The Family Project: Sleepover advise
Q. My seven-year-old was invited to sleep over at a friend’s house. I hardly know the family, and my son just met the boy this year in first grade. I don’t want to disappoint my son. He is so excited about the sleepover. But I am really worried. How do I approach this with the parents of his new friend and not sound like I am being snobbish or judgmental?
The first reaction from panelist Wanda Mercado-Arroyo was to tell the parent that it was a good thing to be worried: “Parents should be cautious. You must know the family where you are sending your child, not only the family but also the son.
Panelist Mike Daniels said, “She is being legitimately concerned about her son.”
Daniels suggested that the parent call the friend’s mother and ask to get together over coffee to discuss the sleepover. “One question to ask is whether the family has a weapon in the house. That’s a legitimate question to ask. Do you have guns in the house and how are they secured?”
Daniels also said it would be helpful to know where the host family lives. “Is it where the kids could play safely outside?”
Another concern for the discussion, according to panelist Denise Continenza, would be how the other parents discipline their child, and what are the boundaries.
Panelist Chad Stefanyak asked if it made a difference to the parent whether the sleepover involved a group, or if the son was the only guest.
After concern was expressed about the increased risk of child abuse, Continenza explained that older children are able to figure out who they want to be with, when a situation is uncomfortable, and which families are like their own. “Seven-year-olds are too young to make those judgment calls,” Continenza said.
Daniels said it would be a good idea for the parent to have a discussion with her son about the sleepover and her concerns. Older kids dislike when parents talk to the parents of friends, he said. Start now by explaining why you want to call his friend’s mother: “When you are having a sleepover with a family that I don’t know, I want to get to know that family. I care so much about you that I’m going to make sure that you will be safe until you are at an age when you can make those judgments for yourself.”
“Explain to him that he is too young for a sleepover,” Continenza added, “but tell him you would love for him to get together with his school friend.” The other child could be invited over to play.
Mercado-Arroyo suggested that instead of spending the night, the son could be allowed to stay at his friend’s house for a late night, and the mother would pick him up to go home to sleep.
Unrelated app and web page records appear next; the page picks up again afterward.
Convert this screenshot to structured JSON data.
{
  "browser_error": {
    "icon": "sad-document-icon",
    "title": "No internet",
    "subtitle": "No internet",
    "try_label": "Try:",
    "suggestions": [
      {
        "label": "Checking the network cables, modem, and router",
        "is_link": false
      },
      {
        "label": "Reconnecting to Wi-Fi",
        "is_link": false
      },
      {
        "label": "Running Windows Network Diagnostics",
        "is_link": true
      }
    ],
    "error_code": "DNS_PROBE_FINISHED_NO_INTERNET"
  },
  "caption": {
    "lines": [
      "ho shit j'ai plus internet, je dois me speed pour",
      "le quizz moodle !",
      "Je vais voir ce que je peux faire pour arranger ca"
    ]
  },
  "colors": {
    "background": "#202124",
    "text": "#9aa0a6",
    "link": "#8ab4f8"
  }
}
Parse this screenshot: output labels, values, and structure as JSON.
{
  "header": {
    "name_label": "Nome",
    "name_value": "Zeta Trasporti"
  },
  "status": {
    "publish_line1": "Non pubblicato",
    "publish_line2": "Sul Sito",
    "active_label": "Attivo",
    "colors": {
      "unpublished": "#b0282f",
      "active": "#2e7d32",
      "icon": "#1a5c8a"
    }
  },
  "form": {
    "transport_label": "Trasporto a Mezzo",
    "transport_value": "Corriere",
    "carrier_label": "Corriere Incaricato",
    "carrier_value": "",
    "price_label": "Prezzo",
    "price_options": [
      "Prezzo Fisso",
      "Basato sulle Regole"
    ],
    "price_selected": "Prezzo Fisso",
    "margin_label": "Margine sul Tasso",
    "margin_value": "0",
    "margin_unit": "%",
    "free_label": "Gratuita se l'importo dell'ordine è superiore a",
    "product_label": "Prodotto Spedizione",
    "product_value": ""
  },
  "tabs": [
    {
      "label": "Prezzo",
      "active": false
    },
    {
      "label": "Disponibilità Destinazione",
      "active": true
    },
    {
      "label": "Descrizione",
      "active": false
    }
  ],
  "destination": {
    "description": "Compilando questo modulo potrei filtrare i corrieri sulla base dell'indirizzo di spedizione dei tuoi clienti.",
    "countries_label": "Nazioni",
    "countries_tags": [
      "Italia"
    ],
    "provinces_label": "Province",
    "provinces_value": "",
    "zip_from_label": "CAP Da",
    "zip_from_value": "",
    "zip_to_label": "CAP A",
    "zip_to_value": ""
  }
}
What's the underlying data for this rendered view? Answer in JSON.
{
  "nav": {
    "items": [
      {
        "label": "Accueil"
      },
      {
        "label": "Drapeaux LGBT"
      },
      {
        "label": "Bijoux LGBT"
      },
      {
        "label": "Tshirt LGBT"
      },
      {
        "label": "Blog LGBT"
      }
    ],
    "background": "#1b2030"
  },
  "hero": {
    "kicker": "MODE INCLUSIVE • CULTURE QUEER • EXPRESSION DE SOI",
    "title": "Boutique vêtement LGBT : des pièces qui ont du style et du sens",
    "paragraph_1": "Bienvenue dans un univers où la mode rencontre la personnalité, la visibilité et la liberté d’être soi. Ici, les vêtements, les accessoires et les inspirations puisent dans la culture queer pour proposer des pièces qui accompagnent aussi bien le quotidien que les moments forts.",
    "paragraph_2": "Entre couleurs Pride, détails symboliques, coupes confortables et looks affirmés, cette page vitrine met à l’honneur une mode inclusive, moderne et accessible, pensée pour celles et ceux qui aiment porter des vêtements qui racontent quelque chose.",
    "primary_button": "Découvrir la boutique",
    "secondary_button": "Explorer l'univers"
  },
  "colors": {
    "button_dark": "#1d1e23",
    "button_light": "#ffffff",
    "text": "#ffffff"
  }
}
Daniels cautioned that whatever approaches the mother takes, she needs to be consistent.
This week’s team of parenting experts are: Pam Wallace, Program Coordinator, Project Child, a program of Valley Youth House; Chad Stefanyak, school counselor; Wanda Mercado-Arroyo; educator and former school administrator; Denise Continenza, Extension Educator, Food, Families and Health, Penn State Extension, and Mike Daniels, LCSW, Psychotherapist, CTS.
Have a question? Email: firstname.lastname@example.org. The Family Project weekly column is a collaboration of the Lehigh Valley Press Focus section and Valley Youth House’s Project Child.